In fish, rotating striped drums are mainly used to study optomotor responses and large field motion vision (e.g., Schaerer & Neumeyer, 1996).

Animals demonstrate behavioural responses of other kinds in respect of small rotating striped drums, small moving discs or other figures, small rotating sectorial or dotted discs and flashing light spots.

In particular, Magnus (1958) has showily used small rotating striped drums to stimulte nuptial chases in males of butterfly silver-washed fritillary, Argynnis paphia. Ishizawa (2005) has used striped cylinders and discs (6-18 cm in diameter) to study hovering flight in golden-ringed dragonfly, Anotogaster sieboldii.

In fish, small moving and rotating stimuli are used to study small field motion vision (Gehres & Neumeyer, 2007; Stojcev et al., 2011).
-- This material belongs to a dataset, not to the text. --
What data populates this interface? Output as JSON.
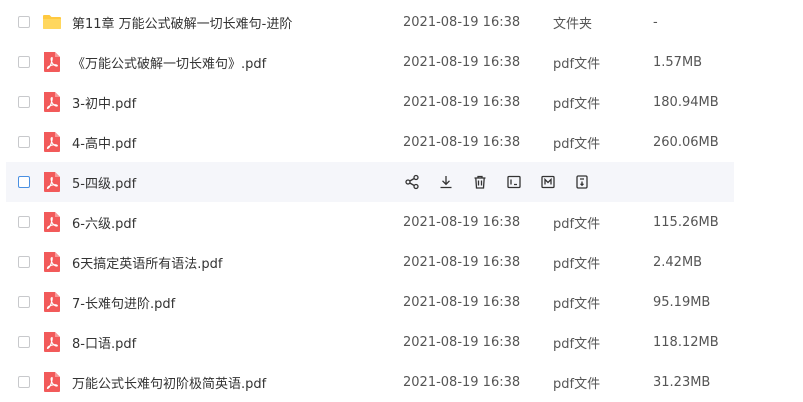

In conrast to responses to large field moving stimuli, responses to small field moving stimuli are dependent on the physiological state of animals and modified by their experience (Protasov, 1978). For example, fish learned to eat food of the certaine color will prefer small moving objects of the same or similar colors (due to the so called generalization).

These examples together with other numerous findings, accumultated in experimental ethology for decades, show that the same simple visual stimuli may induce different behavioural responses in fish and other animals. It means that each of these stimuli is not an imitation of some concrete object. To reflect this irrefutable fact, stimuli of this kind are named non-simulative, or amimetic. At this rate, the capability of amimetic stimuli to induce different behavioural responses, depending on the context, must be grounded on the common mechanisms of visual perception, common for all visually guided animals.

Basic References

Baerends G.P. 1957. Behaviour: the ethological analysis of fish behaviour. In: The physiology of fishes (ed. M.E.Brown). Vol.II, p.229-269, Academic Press Inc., New York

Darkov A.A. 1980. Ecological features of visual signalization in fishes. Nauka, Moscow

Gehres M.M., Neumeyer C. 2007. Small field motion detection in goldfish is red-green color blind and mediated by the M-cone type. Visual Neuroscience 24, 399-407

Ishizawa N. 2005. The response to ratating objects by Anotogaster sieboldii (Selys) males, Pt.2 (Anisoptera, Cordulegastridae). Odonatologica 34, 211-218

Kohda Y., Watanabe M. 1986. Preference for vertical-striped backgrounds by the oyanirami Coreoperca kawamebari, a freshwater serranid. Ethology 72, 185-190

Kohda Y., Watanabe M. 1988. Preference for striped backgrounds by striped fishes. Zoological Science 5, 501-503

Magnus D. 1958. Experimentelle Untersuchungen zur Bionomie und Ethologie des Kaisermantels Argynnis paphia L. (Lep. Nymph.): I. Über optische Auslöser von Anfliegereaktionen und ihre Bedeutung für das Sichfinden der Geschlechter. Zeitschrift für Tierpsychologie 15, 397-426

Meunier B., Yavno S., Ahmed S. & Corkum L.D. 2009. First documentation of spawning and nest guarding in the laboratory by the invasive fish, the round goby (Noegobius melanostomus). Journal of Great. Lakes Research 35, 608-612

Protasov V.R. 1978. Fish behaviour. The mechanisms of fish orientation and their use in fishing. Food Industry, Moscow

Schaerer S., Neumeyer C. 1996. Motion detection in goldfish investigated with the optomotor response is "color blind”. Vision Research 36, 4025–4034

Shaw E., Sachs B.D. 1967. Development of the optomotor response in the schooling fish, Menidia menidia. Journal of Comparative and Physiological Psychology 63, 385-388

Stojcev M., Radtke N., D'Amaro D., Dyer A.G., Neumeyer C. 2011. General principles in motion vision: Color blindness of object motion depends on pattern velocity in honeybee and goldfish. Visual Neuroscience 28, 361-370

Category: Ethology | Views: 2011 | Added by: nickyurchenko | Tags: striped background, non-simulative stimuli, fish behaviour, generalization, amimetic stimuli, optpmotor behaviour | Rating: 0.0/0





«  July 2012  »




  • Your Website Free
  • Customized Browsers